The rise of organized crime rings is harder to halt.
The National Retail Security Survey revealed that 96 percent of retailers were victimized by packs of professional pilferers in 2011, perhaps looting as much as $12 billion.
Moving from state to state, the shoplifters often distract employees before snatching consumer goods they can fenced easily, especially online. Their top targets: Alcohol, clothing, toys, perfume, DVDs, hardware, watches and chocolates, according to Checkpoint, which designed ways to identify the criminals' tools when they enter a store.
“We have to keep one step ahead of them,” Reynolds said.Ross Township Police Department officers try to do just that.
Dramatic heists, such as an autumn spree that targeted the Best Buy electronics store on McKnight Road or the theft of handbags from the Louis Vuitton store in Ross Park Mall in November, attract media attention, but police spend most of their time working with stores to prevent crime and quickly investigate shoplifting bands, then disseminate information about them.“It's an issue for any township or municipality that has the number of retail stores that we do. Our problem is no different than any other community with many strip malls, malls and others retail outlets,” said Ross police Sgt. Benjamin Dripps.
Best Buy's theft ring remains at large but Dripps said police still are looking for them.“We do many large-scale investigations. But we always also work closely with the anchor stores at the malls and the shops in strip malls. They're familiar with our policies and know what we can do with them when we arrive.”
Carl Prine is a staff writer for Trib Total Media. He can be reached at 412-320-7826 or email@example.com.
Show commenting policy
TribLive commenting policy
You are solely responsible for your comments and by using TribLive.com you agree to our Terms of Service.
We moderate comments. Our goal is to provide substantive commentary for a general readership. By screening submissions, we provide a space where readers can share intelligent and informed commentary that enhances the quality of our news and information.
While most comments will be posted if they are on-topic and not abusive, moderating decisions are subjective. We will make them as carefully and consistently as we can. Because of the volume of reader comments, we cannot review individual moderation decisions with readers.
We value thoughtful comments representing a range of views that make their point quickly and politely. We make an effort to protect discussions from repeated comments either by the same reader or different readers.
We follow the same standards for taste as the daily newspaper.
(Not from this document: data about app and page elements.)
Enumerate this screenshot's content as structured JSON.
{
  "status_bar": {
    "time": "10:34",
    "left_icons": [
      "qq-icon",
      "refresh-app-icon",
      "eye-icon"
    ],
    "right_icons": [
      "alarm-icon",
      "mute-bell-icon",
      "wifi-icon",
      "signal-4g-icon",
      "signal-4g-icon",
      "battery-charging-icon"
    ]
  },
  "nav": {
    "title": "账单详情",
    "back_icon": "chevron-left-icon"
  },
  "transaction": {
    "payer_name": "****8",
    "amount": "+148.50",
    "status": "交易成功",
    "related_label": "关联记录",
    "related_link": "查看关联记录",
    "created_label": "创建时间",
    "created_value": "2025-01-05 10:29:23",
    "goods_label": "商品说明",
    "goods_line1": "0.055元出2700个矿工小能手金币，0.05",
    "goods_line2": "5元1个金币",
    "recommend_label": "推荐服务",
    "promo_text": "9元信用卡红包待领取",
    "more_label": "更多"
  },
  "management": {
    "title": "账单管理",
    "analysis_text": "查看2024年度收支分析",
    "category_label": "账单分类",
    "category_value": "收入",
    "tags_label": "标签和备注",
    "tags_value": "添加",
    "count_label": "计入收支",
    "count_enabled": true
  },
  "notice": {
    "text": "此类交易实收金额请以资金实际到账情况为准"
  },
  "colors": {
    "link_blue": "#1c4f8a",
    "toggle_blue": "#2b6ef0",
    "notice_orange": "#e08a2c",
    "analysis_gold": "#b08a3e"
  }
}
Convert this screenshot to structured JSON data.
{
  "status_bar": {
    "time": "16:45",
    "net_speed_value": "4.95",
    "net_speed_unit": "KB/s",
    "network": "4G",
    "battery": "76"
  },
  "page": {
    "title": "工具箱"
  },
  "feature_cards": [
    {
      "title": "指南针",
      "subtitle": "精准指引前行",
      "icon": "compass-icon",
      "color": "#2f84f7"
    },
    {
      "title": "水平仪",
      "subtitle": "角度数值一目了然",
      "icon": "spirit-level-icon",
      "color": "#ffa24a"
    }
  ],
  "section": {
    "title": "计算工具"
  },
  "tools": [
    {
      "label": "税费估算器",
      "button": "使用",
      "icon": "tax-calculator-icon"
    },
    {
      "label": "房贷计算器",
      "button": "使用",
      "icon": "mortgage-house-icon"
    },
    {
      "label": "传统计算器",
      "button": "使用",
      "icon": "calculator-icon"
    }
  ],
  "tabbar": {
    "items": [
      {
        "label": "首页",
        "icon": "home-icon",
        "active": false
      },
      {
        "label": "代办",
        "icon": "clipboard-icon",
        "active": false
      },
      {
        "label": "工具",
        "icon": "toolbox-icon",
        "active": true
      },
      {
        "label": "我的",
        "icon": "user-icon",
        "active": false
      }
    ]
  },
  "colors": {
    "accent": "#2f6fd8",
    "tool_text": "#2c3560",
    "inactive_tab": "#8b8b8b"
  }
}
A few things we won't tolerate: personal attacks, obscenity, vulgarity, profanity (including expletives and letters followed by dashes), commercial promotion, impersonations, incoherence, proselytizing and SHOUTING. Don't include URLs to Web sites.
We do not edit comments. They are either approved or deleted. We reserve the right to edit a comment that is quoted or excerpted in an article. In this case, we may fix spelling and punctuation.
We welcome strong opinions and criticism of our work, but we don't want comments to become bogged down with discussions of our policies and we will moderate accordingly.
We appreciate it when readers and people quoted in articles or blog posts point out errors of fact or emphasis and will investigate all assertions. But these suggestions should be sent via e-mail. To avoid distracting other readers, we won't publish comments that suggest a correction. Instead, corrections will be made in a blog post or in an article.
- Real estate union: Howard Hanna buys Langholz Wilson Ellis
- Energy sector adjusts to global oil plummet
- Agriculture prospects envisioned in Cuba
- ‘Staff Pick’ is golden ticket on Kickstarter
- Mind the time: Optimize last-minute shopping
- Kim Komando: Can you get a virus on your smartphone?
- Drought opens Texas ranchers’ eyes to income options
- 3 tips to use up health account funds
- Makers of wine corks have lost ground to screw tops
- ExOne Co. moves solidify authority under CEO
- EPA says it won’t regulate coal ash as hazardous waste